reduce the button overcrowding problem that you can experience when you have a
large number of applications open at the same time. When Windows XP determines
that the amount of available space on the Taskbar begins to dwindle, it starts
grouping similar windows under a single button. This single button is then
accompanied by an arrow button that, when clicked, will display a menu of all
the items in the group.

Windows Vista

Of course, the Taskbar and Cool-Switch are still present in
Windows Vista, but they have really undergone some amazing transformations–mainly
due to all the graphical enhancements in the new operating system. In other
words, in order to access these new features, your video card must be running
WDDM (Windows Driver Display Model) drivers and be capable of displaying the
Aero interface.

Live Taskbar Thumbnails

The Taskbar has been enhanced with the Live Thumbnails
feature, which displays thumbnail images of running applications. You just hover your mouse pointer over any button on the Taskbar and
you’ll see a thumbnail of that window’s contents. And best of all, the
thumbnails are live and will actually show active operations, such as a
download in progress.

Windows Flip

The Cool-Switch has been both enhanced and renamed. This
feature is now called Windows Flip. Like its predecessor, Windows Flip is
designed to allow you to cycle thru all the open programs and is accessed by
pressing [Alt][Tab]. However, its interface is fancier,
showing both an icon and a thumbnail. In addition to showing icons/thumbnails
of open programs, Windows Flip also shows an icon/thumbnail of the desktop,
thus allowing you to easily return to the desktop.

Furthermore, once the Windows Flip window is open, you can
use the arrow keys to cycle back and forth thru the icons/thumbnails. Another
new feature, of Windows Flip is the no graphic option. If you quickly press
[Alt][Tab], you can instantly flip back and forth
between the two most recently used windows without seeing the Windows Flip

Windows Flip 3D

If Windows Flip isn’t cool enough for you, try pressing
[Windows][Tab] to access the Windows Flip 3D feature.
Windows Flip 3D performs the same function as the regular Windows flip, but
with some very neat enhancements. To begin with, Windows Flip 3D’s interface
provides you with an angled, three-dimensional view of all the open programs, as
well as the desktop.

With Windows Flip 3D, there are
actually three ways to cycle thru all the open programs. You can continue
pressing [Windows][Tab], you can use the arrow keys to
move back and forth, or you can use the scroll wheel on your mouse. No matter what
method you choose, the miniature windows appear to
float over the middle of the desktop and rotate, much like a rolodex. Like the
Live Taskbar Thumbnails feature, the miniature windows in Windows Flip 3D are
live and will actually show active operations.

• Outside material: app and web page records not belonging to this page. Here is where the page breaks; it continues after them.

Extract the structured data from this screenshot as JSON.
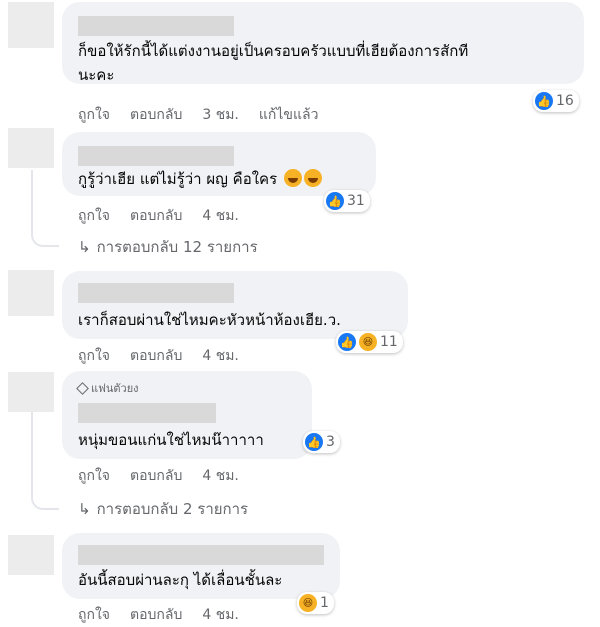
{
  "comments": [
    {
      "text_lines": [
        "ก็ขอให้รักนี้ได้แต่งงานอยู่เป็นครอบครัวแบบที่เฮียต้องการสักที",
        "นะคะ"
      ],
      "like_label": "ถูกใจ",
      "reply_label": "ตอบกลับ",
      "time": "3 ชม.",
      "edited": "แก้ไขแล้ว",
      "reaction_count": "16",
      "reaction_icons": [
        "like-icon"
      ]
    },
    {
      "text": "กูรู้ว่าเฮีย แต่ไม่รู้ว่า ผญ คือใคร",
      "emoji": [
        "laughing-emoji",
        "laughing-emoji"
      ],
      "like_label": "ถูกใจ",
      "reply_label": "ตอบกลับ",
      "time": "4 ชม.",
      "reaction_count": "31",
      "reaction_icons": [
        "like-icon"
      ],
      "replies": "การตอบกลับ 12 รายการ"
    },
    {
      "text": "เราก็สอบผ่านใช่ไหมคะหัวหน้าห้องเฮีย.ว.",
      "like_label": "ถูกใจ",
      "reply_label": "ตอบกลับ",
      "time": "4 ชม.",
      "reaction_count": "11",
      "reaction_icons": [
        "like-icon",
        "haha-icon"
      ]
    },
    {
      "badge": "แฟนตัวยง",
      "text": "หนุ่มขอนแก่นใช่ไหมน๊าาาาา",
      "like_label": "ถูกใจ",
      "reply_label": "ตอบกลับ",
      "time": "4 ชม.",
      "reaction_count": "3",
      "reaction_icons": [
        "like-icon"
      ],
      "replies": "การตอบกลับ 2 รายการ"
    },
    {
      "text": "อันนี้สอบผ่านละกุ ได้เลื่อนชั้นละ",
      "like_label": "ถูกใจ",
      "reply_label": "ตอบกลับ",
      "time": "4 ชม.",
      "reaction_count": "1",
      "reaction_icons": [
        "haha-icon"
      ]
    }
  ],
  "colors": {
    "bubble": "#f0f2f5",
    "meta_text": "#65676b",
    "like_blue": "#1877f2",
    "haha_yellow": "#f7b125"
  }
}
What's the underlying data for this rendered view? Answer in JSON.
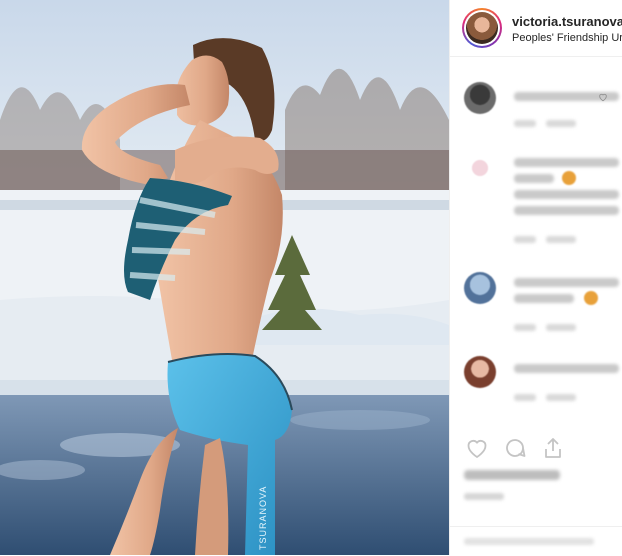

As I continue to experiment with Windows Vista Beta 2, I’ll
keep reporting on the new and improved features in this edition of the
operating system. As always, if you have comments or information to share about
the Live Taskbar Thumbnails, Windows Flip, or Windows Flip 3D features, please take a moment to drop by the Discussion area and let us